I agree with you on doctors pushing solids before six months and don’t share their opinion. That said, the science is showing that introducing allergens in this very specific way once babies start solids (at around six months) does have a measurable effect on allergen rates.
When should you introduce seafood– shrimp, crab legs, scallops?
What would you recommend for a 2 year old with an already established dairy allergy?
While I’m sure some of this information is sound, I just can’t get behind the idea of starting solids at 4 months. This goes against what lactation consultants, breastfeeding-friendly pediatricians, and even the World Health Organization recommend, that breastmilk be the only food for babies until about 6 months. Babies are rarely developmentally ready for other foods at 4-5 months. Developmentally ready for solid food means that they are able to sit on their own (how many 4-month-olds are sitting on their own??), are starting to get teeth, are able to grasp food on their own and bring it to their mouths. Spoon-feeding mush into a baby who is reclining (because they can’t sit yet) is not only unnecessary, but also dangerous, as they are at an increased risk of choking. Early introduction of common allergens may be useful, but why not say to start around 6 months instead of 4? A lot of important development happens in those two months.

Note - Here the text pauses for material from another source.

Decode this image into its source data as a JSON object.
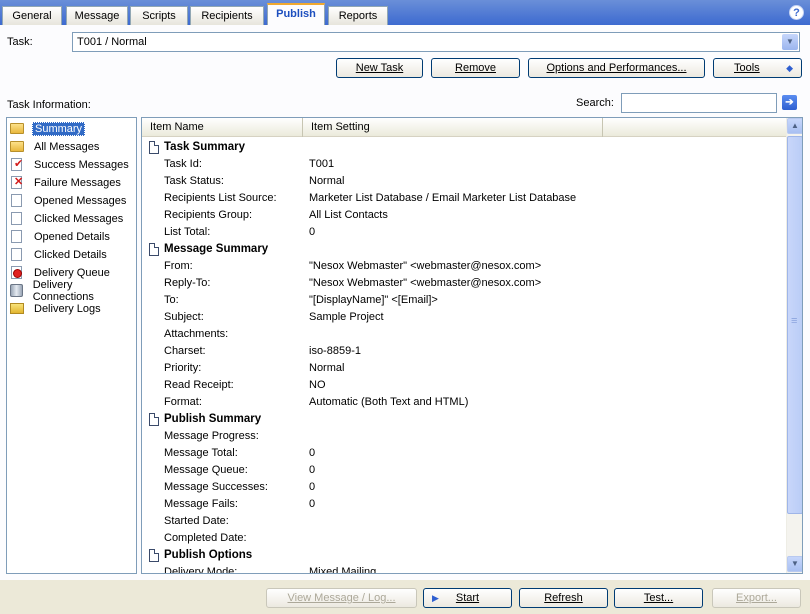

Are there any at home allergy tests for kids? Or do I need to go see an allergist to see what allergies my kids have. I have a 3 and 5 year old.

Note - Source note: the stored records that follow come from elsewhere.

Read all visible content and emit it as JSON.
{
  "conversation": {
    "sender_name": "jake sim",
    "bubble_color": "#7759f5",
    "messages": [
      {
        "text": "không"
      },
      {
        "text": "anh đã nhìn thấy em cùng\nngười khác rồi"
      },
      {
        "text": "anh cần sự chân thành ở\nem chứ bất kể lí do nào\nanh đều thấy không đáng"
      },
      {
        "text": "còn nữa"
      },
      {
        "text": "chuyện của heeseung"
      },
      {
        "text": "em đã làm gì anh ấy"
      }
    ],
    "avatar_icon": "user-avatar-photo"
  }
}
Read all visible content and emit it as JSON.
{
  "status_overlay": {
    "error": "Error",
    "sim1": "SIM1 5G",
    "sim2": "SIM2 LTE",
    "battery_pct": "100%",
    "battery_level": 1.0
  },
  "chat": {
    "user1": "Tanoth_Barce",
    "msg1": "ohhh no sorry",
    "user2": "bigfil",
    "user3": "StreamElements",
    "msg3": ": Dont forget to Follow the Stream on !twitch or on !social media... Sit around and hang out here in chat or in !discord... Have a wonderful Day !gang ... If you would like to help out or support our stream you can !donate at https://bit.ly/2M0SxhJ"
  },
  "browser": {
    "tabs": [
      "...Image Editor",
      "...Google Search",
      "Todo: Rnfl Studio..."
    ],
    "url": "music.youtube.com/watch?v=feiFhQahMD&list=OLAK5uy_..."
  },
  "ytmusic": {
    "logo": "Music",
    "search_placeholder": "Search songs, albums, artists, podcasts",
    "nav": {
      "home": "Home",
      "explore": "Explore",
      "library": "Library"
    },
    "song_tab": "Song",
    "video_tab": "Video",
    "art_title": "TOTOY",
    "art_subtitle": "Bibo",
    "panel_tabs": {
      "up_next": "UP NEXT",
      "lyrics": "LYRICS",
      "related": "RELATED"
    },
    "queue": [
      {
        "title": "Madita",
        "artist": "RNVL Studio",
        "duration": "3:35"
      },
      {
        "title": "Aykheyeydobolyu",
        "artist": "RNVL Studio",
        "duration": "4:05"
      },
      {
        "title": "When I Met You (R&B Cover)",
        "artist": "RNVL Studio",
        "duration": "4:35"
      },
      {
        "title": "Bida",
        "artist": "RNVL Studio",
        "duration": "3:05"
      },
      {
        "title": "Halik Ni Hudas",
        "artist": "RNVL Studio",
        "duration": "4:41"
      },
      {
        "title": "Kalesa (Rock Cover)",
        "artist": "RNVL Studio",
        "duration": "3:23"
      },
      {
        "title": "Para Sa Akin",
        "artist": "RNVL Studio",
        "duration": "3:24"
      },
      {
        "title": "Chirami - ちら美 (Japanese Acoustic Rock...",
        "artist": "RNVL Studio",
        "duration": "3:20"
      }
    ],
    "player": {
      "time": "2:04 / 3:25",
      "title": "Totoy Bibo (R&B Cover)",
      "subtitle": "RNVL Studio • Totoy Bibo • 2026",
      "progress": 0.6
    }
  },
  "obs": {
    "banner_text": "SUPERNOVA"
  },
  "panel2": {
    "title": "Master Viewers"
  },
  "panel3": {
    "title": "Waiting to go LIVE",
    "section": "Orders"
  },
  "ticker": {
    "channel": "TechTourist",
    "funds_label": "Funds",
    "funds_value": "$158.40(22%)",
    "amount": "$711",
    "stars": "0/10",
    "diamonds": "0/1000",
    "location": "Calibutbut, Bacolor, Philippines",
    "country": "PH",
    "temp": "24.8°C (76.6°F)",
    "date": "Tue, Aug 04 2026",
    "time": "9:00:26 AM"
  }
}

My daughter Hannah allergic to pine nuts. A very difficult one as they are everywhere, in every restaurant. She has had a few accidental exposures and had been very sick but recent exposures have been less severe – her reaction has definitely improved over the years, proving the theory that small exposure where possible, works best. We never followed the advice to avoid all buts because this just didn’t make sense to me.

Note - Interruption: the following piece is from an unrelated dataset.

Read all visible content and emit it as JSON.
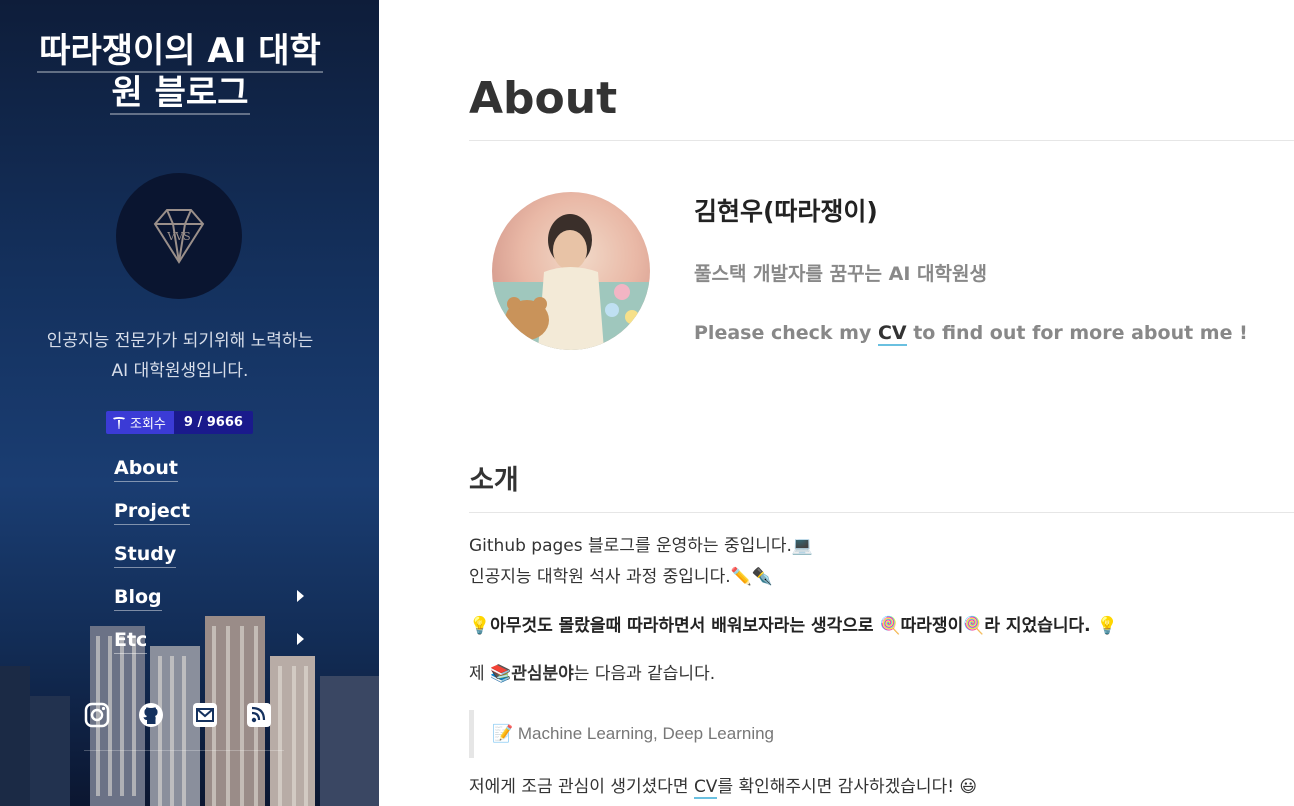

The root cause of food allergies is gut dysbiosis/leaky gut or other environmental factors like vaccines, is it not? Not the timing of introducing the allergens. Gut issues can arise anytime, hence why food allergies can start anytime. The issue would be protecting the baby’s immune system by feeding them whole, organic foods and decreasing the toxic load (filtered water, natural cleaning products, no/little vaccines, etc) wherever possible. For example, metals can bind to food proteins causing the immune system to attack that food (Vaccines and Autoimmunity by Shoenfeld & colleagues, ch.5). Did these studies show other environmental factors besides when allergens were introduced? This seems to be putting the wrong kind of pressure on parents, in my opinion. (I have 2 out of 4 children with food allergies… who also have genetic risk factors for gut dysbiosis and issues detoxing/methylating. One of them is pretty sick and I have been researching my little heart out on food allergies/vaccines/autoimmunity for about a year. She is 18 months and can eat 5 foods.) Thanks for all you do, I don’t mean to sound so critical! I just think this approach is a vast oversimplification of the food allergy epidemic.
Exactly! The adjuvant in vaccines is designed to incite the immune system. Any food proteins contained in the vaccine or consumed around the time of vaccination have the potential to cause food allergies.
If your infant does exhibit signs of an allergic reaction during your planned exposure to these allergens, should you then stop or still continue in an effort to minimize this reaction or build immunity.
Do you have any advice for food allergies (almonds, hazelnuts and raw onions) that start later in life (13 years old)? My daughter had no food allergies.prior to this.